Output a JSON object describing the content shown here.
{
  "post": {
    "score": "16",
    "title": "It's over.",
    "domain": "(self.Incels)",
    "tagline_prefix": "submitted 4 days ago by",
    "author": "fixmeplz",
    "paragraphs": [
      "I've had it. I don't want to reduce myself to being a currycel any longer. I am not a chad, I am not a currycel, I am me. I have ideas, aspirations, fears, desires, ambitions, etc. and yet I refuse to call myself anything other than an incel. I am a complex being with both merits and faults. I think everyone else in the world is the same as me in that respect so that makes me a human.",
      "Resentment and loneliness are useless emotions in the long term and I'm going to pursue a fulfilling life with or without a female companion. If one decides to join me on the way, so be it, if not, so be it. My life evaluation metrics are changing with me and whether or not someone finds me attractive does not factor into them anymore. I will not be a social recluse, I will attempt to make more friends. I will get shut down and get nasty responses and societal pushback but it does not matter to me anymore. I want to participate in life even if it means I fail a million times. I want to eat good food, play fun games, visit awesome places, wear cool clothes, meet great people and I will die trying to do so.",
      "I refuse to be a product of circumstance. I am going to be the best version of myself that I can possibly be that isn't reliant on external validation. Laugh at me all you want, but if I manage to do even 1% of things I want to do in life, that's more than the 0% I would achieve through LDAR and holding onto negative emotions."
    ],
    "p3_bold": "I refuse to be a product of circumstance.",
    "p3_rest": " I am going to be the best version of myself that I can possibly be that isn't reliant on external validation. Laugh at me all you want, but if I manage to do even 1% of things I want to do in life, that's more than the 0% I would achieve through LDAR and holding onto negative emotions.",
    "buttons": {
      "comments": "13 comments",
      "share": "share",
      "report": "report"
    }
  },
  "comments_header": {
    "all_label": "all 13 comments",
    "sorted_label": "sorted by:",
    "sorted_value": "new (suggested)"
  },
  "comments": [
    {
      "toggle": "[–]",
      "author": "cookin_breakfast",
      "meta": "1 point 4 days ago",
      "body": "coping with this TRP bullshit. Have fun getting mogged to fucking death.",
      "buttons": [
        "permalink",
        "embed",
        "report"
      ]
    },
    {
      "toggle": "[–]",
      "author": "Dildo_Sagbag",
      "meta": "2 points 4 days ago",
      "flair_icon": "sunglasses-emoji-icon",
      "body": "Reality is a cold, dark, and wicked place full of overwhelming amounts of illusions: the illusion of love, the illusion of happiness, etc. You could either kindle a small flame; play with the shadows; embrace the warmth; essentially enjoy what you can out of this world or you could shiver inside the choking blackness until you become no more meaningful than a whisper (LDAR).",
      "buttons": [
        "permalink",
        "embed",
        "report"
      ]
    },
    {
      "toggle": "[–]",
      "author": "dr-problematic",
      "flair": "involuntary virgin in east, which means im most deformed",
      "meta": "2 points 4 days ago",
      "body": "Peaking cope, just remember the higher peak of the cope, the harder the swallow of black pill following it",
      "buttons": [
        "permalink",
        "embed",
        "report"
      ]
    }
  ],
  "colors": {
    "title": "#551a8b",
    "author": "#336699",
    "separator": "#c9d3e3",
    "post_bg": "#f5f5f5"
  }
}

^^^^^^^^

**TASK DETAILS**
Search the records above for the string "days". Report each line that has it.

**SOLUTION TO THIS EXERCISE**
    "tagline_prefix": "submitted 4 days ago by",
      "meta": "1 point 4 days ago",
      "meta": "2 points 4 days ago",
      "meta": "2 points 4 days ago",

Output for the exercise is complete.